Caring for your pet

Caring for your pet isn’t just about exercise and diet, it’s about ensuring they are properly cared for in all aspects

The information provided is general information only and is not a substitute for professional veterinary medical advice. Medibank Private does not guarantee the accuracy of any of the information, representations or advice contained. To the extent permitted by law, Medibank Private accepts no responsibility for any loss, injury or inconvenience sustained by readers of this website as a result of or in connection with the information contained on this website (whether by way of negligence or otherwise).

Terms, conditions and waiting periods apply. *Medibank Pet Insurance is general insurance issued by the insurer The Hollard Insurance Company Pty Ltd (ACN 090 584 473; AFSL 241436) (Hollard), is promoted by Medibank Private Limited (ACN 080 890 259; AR 286089) (Medibank) and administered by PetSure (Australia) Pty Ltd (ACN 075 949 923; AFSL 420183) (PetSure). Medibank acts as an authorised representative of PetSure. Medibank will receive a commission which is a percentage of the premium paid to Hollard and PetSure may receive a portion of the underwriting profit, if any - ask PetSure for more details. Any advice provided is general only, has been prepared without taking into account your objectives, financial situation or needs and may not be right for you. Consequently, before acting on this information, you should consider the appropriateness of this information having regard to your objectives, financial situation and needs. You should obtain and consider the product disclosure statement (PDS) in deciding whether to acquire, or continue to hold, Medibank Pet Insurance.

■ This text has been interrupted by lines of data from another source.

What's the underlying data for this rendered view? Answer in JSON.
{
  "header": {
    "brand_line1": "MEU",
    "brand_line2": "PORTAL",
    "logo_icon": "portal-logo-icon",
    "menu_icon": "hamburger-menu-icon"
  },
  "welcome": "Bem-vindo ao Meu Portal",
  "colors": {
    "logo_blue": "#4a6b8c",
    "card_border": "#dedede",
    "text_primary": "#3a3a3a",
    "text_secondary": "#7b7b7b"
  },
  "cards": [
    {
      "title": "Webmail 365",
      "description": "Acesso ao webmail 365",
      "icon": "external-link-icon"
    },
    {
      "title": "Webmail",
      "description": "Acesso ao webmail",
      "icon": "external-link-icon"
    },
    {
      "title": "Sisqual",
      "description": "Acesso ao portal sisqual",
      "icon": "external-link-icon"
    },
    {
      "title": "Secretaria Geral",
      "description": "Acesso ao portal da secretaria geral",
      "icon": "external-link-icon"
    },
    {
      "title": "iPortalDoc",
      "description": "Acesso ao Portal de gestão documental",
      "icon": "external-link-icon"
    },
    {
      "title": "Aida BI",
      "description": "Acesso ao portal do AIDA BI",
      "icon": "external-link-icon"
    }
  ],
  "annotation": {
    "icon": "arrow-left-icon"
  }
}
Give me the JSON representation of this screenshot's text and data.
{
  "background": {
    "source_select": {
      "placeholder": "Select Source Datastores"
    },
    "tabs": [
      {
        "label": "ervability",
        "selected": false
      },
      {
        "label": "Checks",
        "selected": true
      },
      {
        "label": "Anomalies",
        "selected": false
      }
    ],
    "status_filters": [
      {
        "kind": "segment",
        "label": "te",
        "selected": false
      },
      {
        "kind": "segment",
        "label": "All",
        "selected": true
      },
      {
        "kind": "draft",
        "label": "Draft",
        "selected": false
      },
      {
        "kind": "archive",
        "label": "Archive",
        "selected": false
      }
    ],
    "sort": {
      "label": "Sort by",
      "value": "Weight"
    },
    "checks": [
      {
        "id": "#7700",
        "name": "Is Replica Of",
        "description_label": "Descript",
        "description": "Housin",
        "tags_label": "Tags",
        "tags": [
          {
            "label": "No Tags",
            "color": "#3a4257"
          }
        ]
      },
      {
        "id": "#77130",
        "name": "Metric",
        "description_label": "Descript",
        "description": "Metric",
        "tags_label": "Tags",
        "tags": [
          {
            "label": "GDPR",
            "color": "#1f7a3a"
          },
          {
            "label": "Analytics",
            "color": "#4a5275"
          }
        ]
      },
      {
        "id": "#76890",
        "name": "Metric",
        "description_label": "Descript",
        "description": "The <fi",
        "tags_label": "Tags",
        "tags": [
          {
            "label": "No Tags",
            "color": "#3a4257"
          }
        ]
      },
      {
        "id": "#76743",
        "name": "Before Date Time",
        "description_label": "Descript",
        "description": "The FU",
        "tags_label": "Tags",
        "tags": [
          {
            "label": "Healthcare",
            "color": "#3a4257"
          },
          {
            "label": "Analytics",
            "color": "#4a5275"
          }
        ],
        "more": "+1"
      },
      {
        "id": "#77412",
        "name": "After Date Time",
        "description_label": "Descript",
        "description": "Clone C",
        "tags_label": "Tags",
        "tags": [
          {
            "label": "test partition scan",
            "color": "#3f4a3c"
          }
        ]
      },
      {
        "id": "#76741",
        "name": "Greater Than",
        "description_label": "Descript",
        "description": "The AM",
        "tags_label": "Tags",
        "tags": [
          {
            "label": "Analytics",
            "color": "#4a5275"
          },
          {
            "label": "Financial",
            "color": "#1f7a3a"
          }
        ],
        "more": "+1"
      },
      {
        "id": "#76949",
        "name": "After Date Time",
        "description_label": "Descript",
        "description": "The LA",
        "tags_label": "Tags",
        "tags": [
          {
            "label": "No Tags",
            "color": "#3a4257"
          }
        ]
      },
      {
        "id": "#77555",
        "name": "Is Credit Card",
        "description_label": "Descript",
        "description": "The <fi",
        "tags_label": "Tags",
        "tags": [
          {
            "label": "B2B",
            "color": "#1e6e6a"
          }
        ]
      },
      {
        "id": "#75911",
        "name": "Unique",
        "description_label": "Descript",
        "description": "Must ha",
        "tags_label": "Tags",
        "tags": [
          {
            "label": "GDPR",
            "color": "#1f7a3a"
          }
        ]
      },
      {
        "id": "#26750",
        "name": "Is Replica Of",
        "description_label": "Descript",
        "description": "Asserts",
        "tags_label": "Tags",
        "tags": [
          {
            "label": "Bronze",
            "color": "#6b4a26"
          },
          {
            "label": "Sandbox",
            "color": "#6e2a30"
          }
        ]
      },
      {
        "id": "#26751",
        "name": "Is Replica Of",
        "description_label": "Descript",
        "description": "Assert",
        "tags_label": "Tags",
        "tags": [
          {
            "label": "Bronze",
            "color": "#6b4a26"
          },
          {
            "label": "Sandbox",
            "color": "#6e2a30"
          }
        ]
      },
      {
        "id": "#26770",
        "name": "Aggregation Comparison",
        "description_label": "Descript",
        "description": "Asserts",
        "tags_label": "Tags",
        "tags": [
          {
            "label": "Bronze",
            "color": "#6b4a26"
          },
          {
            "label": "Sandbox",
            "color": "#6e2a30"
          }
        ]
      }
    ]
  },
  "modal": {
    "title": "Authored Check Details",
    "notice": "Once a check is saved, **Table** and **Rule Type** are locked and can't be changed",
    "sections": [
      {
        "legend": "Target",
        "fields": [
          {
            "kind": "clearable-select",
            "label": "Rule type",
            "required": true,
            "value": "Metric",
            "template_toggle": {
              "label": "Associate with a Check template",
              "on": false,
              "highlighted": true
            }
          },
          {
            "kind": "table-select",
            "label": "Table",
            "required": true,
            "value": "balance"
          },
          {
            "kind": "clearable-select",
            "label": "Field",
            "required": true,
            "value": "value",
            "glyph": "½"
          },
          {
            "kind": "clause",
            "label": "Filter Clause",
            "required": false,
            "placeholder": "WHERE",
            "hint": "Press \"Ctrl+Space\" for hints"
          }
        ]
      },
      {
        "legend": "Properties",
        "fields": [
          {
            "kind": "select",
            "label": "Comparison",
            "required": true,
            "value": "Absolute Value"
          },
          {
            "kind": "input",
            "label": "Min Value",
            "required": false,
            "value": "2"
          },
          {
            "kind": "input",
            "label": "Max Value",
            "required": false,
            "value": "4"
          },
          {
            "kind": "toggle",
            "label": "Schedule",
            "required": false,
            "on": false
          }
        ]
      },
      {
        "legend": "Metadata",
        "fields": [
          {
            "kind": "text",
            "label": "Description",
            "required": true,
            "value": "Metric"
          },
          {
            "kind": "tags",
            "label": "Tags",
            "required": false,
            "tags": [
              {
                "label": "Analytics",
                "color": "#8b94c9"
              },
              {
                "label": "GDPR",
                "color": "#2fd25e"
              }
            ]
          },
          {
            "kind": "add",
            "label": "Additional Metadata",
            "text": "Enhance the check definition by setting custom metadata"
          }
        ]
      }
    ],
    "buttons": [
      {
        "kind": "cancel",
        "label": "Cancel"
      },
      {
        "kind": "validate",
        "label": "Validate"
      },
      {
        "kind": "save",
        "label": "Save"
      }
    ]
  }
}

PetSure can be contacted by telephone: 132 331 or by mail: Locked Bag 9021, Castle Hill, NSW 1765.